Earth Day Turns 53
It all started with the Santa Barbara oil spill in 1969.
That disaster inspired an activist named John McConnell to approach UNESCO with the idea for a day to honor the earth. The UN agreed it would be March 21, 1970.
Stealing the limelight quickly, Senator Gaylord Nelson of Wisconsin proposed an “environmental teach-in” for the USA. Unfortunately, the idea of a “teach-in” was boring. That problem was solved when Julian Koenig, one of the greatest advertising copy writers of all time, coined the name Earth Day. The momentum the ad campaign for Earth Day created was extraordinary to the point where 20 million people in the USA marched in defense of protecting the environment. (Fun fact, Koenig’s birthday is also on April 22. That’s not a coincidence).
Who paid for the big ad campaign? Looking back from today’s perspective, it’s interesting that the massive scale of the first Earth Day is credited to the United Auto Workers union. The union’s leadership provided significant financial and logistical support. Why? The answer is smog. The UAW understood that their workers could be making cleaner cars but Detroit needed lots of pressure to change.

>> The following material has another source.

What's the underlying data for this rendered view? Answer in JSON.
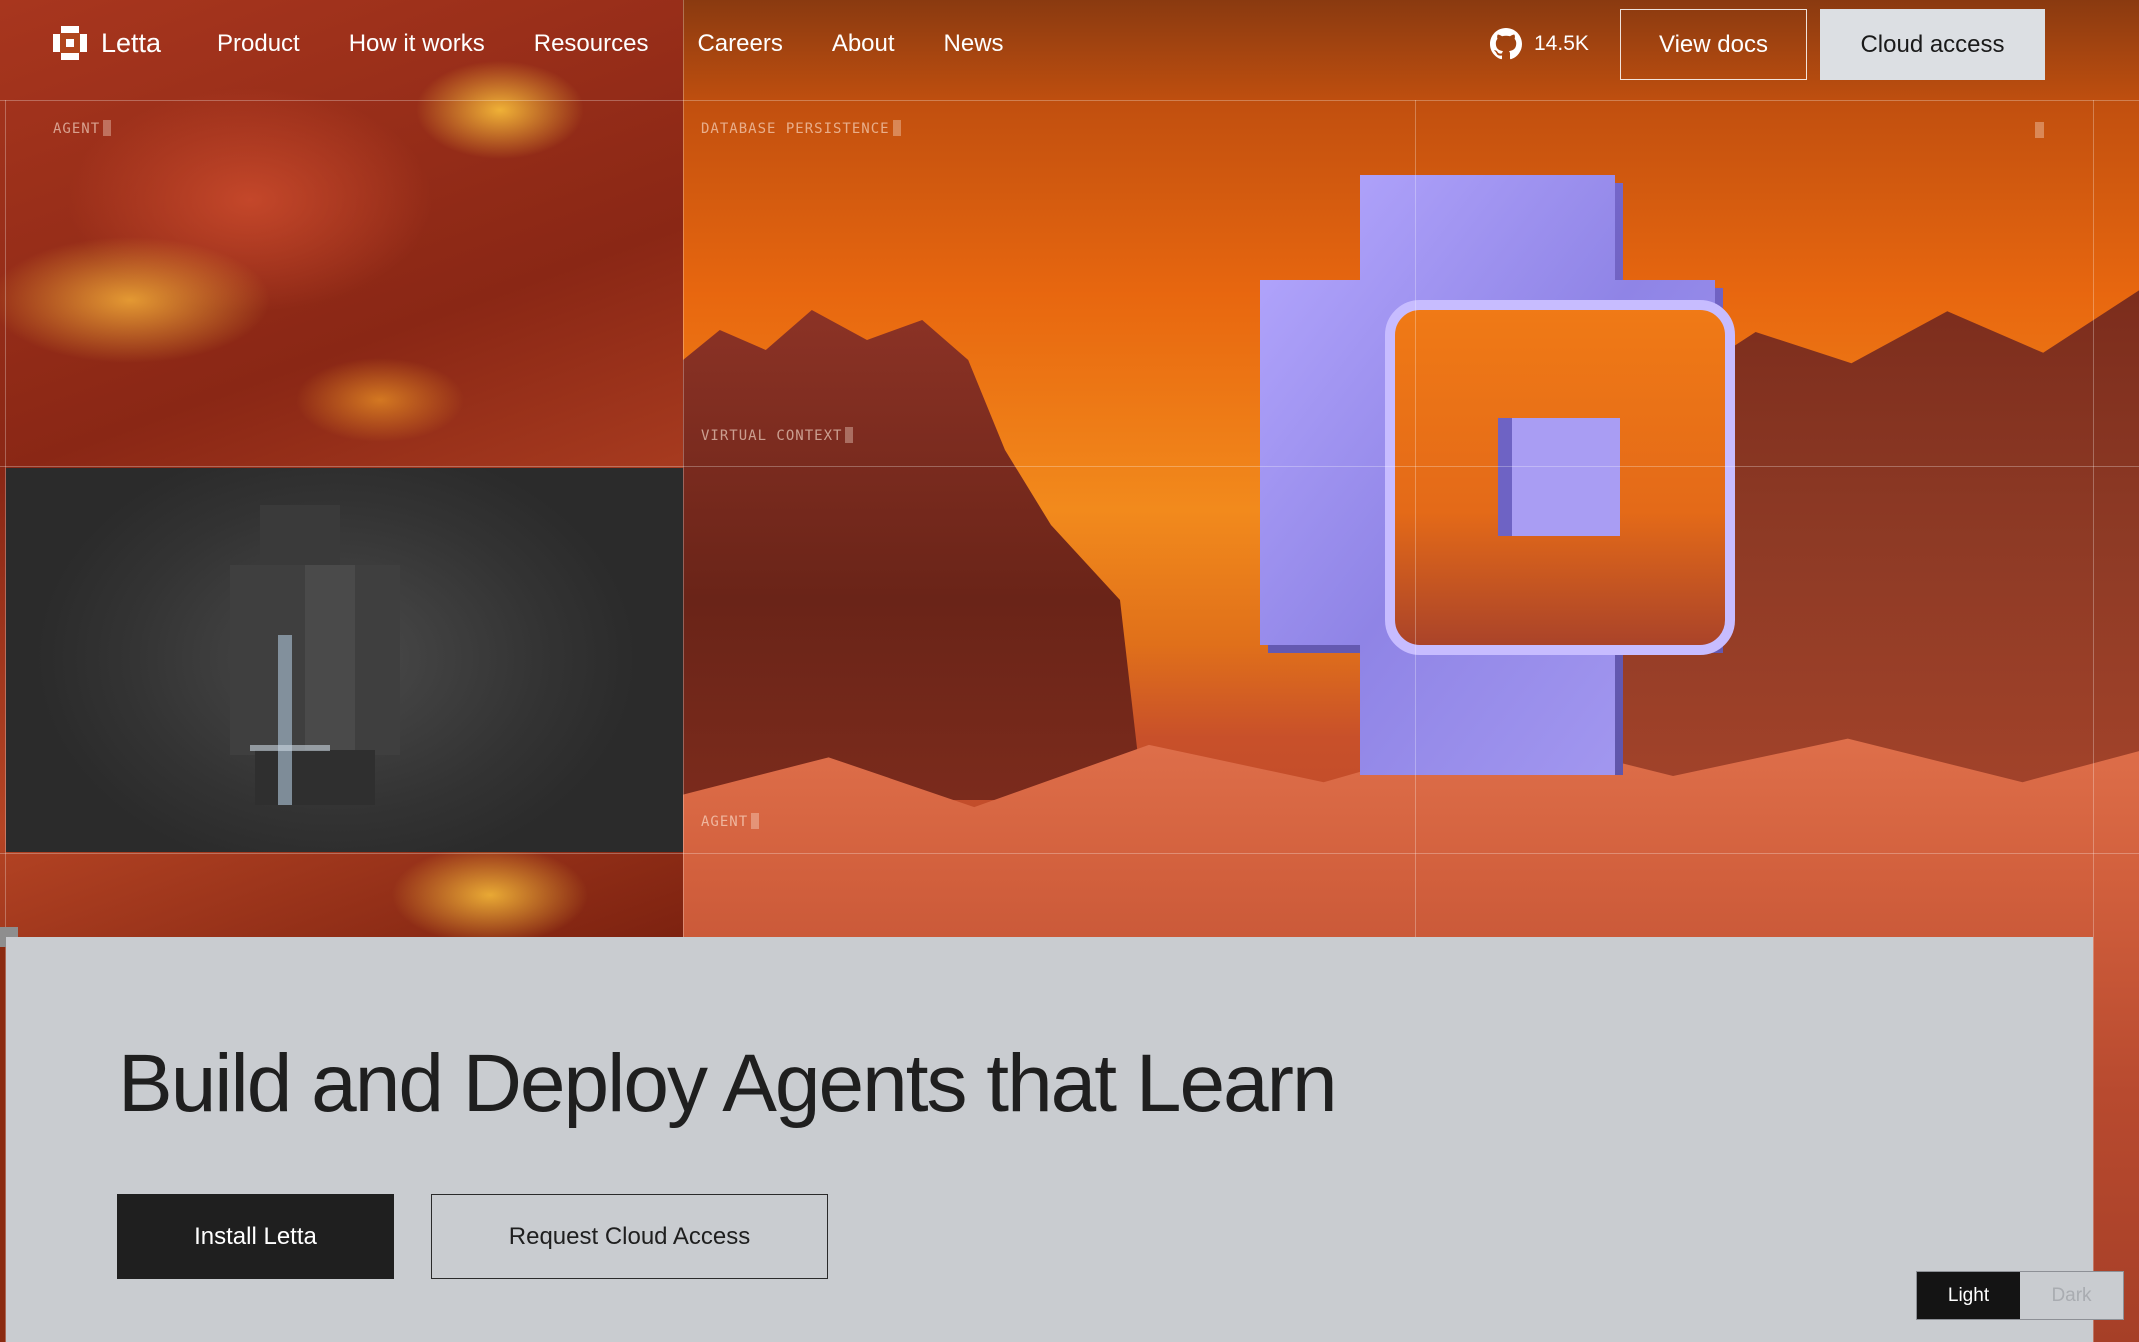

Earth Day is now a global event. In 2016, the Paris Agreement was signed by 174 countries plus the EU on Earth Day. For the 50th anniversary, Earth Day 2020 created the largest online mass mobilization ever documented with roughly 100 million people participating globally.
Recycling more than plastic bottles
Laptops, desktops, smartphones, monitors, TVs, printers, servers, security cameras, and more; businesses usually have more electronic devices than people. Most electronic devices in the office have an end-of-life expiration date. This creates a lot of sophisticated trash called “e-waste.” Almost 3 million tons are generated in the USA each year. That’s less than one percent of all solid waste but it is a complicated form of waste that, for the sake of the Earth, needs to be managed intelligently.
The EPA now has a whole division dedicated to e-waste management. Safely destroying and recycling e-waste is now a specialized service industry. It’s a complicated business encompassing data security, toxic waste, global recycling, and careful documentation.
- Discarding items that contain sensitive data requires complete-data destruction as the critical first step in the process.
- Most items contain batteries and other toxic materials like palladium that must be removed, isolated, and processed responsibly.
- Often, recycling opportunities are a better choice than filling landfills. An obsolete laptop for a business might still be useful for a community in a poorly developed country or an underserved school.
- The process must be correctly documented to show adherence to national and regional regulations.
One company that is 100% dedicated to the business of e-waste is eWaste ePlanet. They use a process that looks like this:
Let’s face it. We are not really “saving the planet” because the Earth will be here for another 100 billion years. We are trying to save humanity. Our ability to exist here depends on our ability to recognize how the hyper-speed evolution of the industrial age could be setting the stage for our own demise.
Earth Day is not an act of love for the earth. Earth Day is a cry for help to ensure our own survival.